It has been almost 50 years since the Beatles invaded America, and there are few people alive who likely remember it as vividly as veteran journalist Larry Kane. Kane was with the band during every stop of its 1964 and 1965 American tours, an opportunity Kane said he “never sought out.”
Nonetheless, Kane has become known as one of the leading sources of information on Beatles lore, authoring Ticket to Ride, which detailed his experiences on the road with the Fab Four and the New York Times Bestseller Lennon Revealed, which delved into the mysteries of John Lennon’s life.
The Abington-based broadcaster’s latest book, When They Were Boys: The True Story of The Beatles’ Rise to the Top, completes what a press release called an “unintended Beatles trilogy.”
“It takes you back in a very dramatic way of life in post-war Liverpool and shows how these guys got to where they were,” Kane said in a phone interview. “There’s a surprise at every turn.”
Among those surprises is the nature of the relationship between Lennon and Paul McCartney. Both Lennon and McCartney lost their mothers at an early age — Lennon at 17 due to a drunken driver and McCartney at 14 due to cancer.
Kane said that this similarity contributed to the “close and temperamental” relationship between them “from the time they met to the time Lennon died.”
Another surprise comes in the details of original drummer Pete Best’s departure. According to Kane’s research, during Best’s two-year stint as the Beatles’ drummer from 1960 to 1962, Best was undeniably the “favorite” of fans, chiefly due to his looks.
“There’s a lot of evidence in this book to show that Pete was fired because of jealousy,” Kane said, noting that McCartney, Lennon and George Harrison never saw Best again after his firing.
Within When They Were Boys, Kane details a conversation between Best and then-road manager Neil Aspinall, who went on to head the Beatles’ conglomerate Apple Corps Ltd.
Following Best’s firing, Aspinall supposedly told the drummer that he would leave, as well, but Best discouraged him.
“Pete said, ‘Stay with them, they’re going to be very big,’ ” Kane said.
Best’s words came even as Aspinall was romantically involved with Best’s mother, who was 17 years Aspinall’s senior.
When They Were Boys also details the “4 or 5 occasions” that the Beatles almost disbanded, the “total rejection by the London elite” and the story of the incident during which deejay Bob Wooler was “savagely beaten by John at Paul’s 21st birthday party.”
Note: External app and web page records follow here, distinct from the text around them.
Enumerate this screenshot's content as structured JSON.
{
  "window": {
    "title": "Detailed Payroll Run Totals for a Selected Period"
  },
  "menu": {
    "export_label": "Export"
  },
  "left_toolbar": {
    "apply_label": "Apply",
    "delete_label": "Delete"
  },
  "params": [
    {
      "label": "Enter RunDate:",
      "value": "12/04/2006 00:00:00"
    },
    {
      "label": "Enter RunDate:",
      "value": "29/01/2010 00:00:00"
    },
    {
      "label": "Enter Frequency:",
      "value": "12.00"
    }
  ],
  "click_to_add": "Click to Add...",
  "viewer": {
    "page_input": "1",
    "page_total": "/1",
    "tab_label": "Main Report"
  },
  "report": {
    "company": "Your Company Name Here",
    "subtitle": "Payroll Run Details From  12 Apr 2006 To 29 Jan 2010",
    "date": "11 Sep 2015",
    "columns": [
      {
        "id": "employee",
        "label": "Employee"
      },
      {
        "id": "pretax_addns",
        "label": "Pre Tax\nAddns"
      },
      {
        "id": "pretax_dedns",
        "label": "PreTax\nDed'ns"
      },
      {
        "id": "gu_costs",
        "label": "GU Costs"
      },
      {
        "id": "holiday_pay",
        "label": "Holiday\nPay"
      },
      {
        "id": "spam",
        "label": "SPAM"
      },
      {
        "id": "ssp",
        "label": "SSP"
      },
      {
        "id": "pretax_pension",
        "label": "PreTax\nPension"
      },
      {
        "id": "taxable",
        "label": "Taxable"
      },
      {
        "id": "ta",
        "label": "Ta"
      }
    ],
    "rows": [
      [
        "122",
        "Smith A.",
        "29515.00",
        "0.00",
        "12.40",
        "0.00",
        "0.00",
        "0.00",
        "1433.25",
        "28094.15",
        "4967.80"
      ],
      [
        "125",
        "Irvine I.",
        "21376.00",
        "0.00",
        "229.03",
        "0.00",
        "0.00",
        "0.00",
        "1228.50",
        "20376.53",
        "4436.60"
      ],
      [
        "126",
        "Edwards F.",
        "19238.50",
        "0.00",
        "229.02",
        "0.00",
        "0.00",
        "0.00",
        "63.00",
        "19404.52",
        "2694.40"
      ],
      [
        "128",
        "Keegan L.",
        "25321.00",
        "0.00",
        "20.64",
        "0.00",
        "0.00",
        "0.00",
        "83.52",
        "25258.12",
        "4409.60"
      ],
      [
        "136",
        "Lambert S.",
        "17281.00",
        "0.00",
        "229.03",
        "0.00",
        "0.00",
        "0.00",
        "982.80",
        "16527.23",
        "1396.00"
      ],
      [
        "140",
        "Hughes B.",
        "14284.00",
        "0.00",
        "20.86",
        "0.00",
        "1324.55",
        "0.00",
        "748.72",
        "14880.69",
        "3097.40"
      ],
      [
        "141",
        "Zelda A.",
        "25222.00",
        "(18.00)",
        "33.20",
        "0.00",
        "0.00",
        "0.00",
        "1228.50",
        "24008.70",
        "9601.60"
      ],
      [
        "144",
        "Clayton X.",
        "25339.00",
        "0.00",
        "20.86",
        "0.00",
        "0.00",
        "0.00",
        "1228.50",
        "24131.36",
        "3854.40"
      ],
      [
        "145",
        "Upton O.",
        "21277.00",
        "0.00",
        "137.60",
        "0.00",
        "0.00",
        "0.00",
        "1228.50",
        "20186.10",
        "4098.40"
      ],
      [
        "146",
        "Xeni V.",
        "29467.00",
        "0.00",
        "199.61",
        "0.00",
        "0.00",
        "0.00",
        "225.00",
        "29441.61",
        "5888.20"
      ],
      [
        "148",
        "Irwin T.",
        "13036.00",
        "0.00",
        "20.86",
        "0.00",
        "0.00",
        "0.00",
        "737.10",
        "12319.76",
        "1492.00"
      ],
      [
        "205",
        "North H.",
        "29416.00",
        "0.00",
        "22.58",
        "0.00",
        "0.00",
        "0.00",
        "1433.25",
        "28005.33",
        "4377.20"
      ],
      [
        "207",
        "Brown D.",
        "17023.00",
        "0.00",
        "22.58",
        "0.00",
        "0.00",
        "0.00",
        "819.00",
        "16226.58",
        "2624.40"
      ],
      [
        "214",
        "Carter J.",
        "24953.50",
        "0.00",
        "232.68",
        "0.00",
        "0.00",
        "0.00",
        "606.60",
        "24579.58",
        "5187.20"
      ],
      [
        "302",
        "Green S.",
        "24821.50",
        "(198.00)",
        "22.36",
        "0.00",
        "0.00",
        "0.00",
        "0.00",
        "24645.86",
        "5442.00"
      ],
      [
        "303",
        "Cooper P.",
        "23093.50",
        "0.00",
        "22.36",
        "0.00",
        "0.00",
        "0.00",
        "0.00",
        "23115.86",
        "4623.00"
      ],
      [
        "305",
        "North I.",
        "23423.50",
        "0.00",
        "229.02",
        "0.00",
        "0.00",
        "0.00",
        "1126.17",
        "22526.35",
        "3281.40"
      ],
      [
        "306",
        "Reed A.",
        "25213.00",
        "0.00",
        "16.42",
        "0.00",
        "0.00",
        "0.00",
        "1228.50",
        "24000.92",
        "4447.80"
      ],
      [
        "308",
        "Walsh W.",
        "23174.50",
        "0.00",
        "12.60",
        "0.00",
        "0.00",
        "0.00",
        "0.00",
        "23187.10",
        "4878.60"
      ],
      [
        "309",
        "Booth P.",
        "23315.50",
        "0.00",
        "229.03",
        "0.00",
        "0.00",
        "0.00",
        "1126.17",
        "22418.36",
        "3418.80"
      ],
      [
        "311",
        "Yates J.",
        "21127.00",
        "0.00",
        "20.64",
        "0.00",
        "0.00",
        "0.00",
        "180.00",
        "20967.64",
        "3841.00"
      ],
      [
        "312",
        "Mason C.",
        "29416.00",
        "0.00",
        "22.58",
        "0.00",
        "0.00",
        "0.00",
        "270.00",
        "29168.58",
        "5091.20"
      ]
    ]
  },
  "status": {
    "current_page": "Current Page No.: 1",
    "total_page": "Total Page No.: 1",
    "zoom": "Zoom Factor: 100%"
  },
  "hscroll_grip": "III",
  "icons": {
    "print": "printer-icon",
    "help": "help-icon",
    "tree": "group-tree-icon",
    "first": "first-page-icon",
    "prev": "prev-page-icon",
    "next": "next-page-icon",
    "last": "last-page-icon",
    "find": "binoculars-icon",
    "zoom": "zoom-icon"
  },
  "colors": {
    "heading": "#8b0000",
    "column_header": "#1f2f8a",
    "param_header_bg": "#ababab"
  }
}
Kane said that in researching for the book, he “scoured over everything that was written” and talked to more than 50 people who interacted with the Beatles during their early years.
“I never took anything for granted,” Kane said. “This is more of a journalist book. It’s written in a style that it actually does read like a novel.”
When asked what his most extraordinary experience was while touring with the Beatles, Kane said that he particularly recalled his interview with the band prior to its 1964 performance at the Gator Bowl in Jacksonville, Fla.
“When they were told about the Gator Bowl being segregated, they stood up and on tape said they would not play if blacks were segregated,” Kane said. “Unfortunately, the tape recorder malfunctioned.”
Kane didn’t realize his equipment failed him until he returned to his hotel room, and after purchasing new equipment, he asked the Beatles’ press secretary for a do-over.
“They came back in and did the entire thing again,” Kane said.
As a result, the Gator Bowl was desegregated during the band’s performance. ••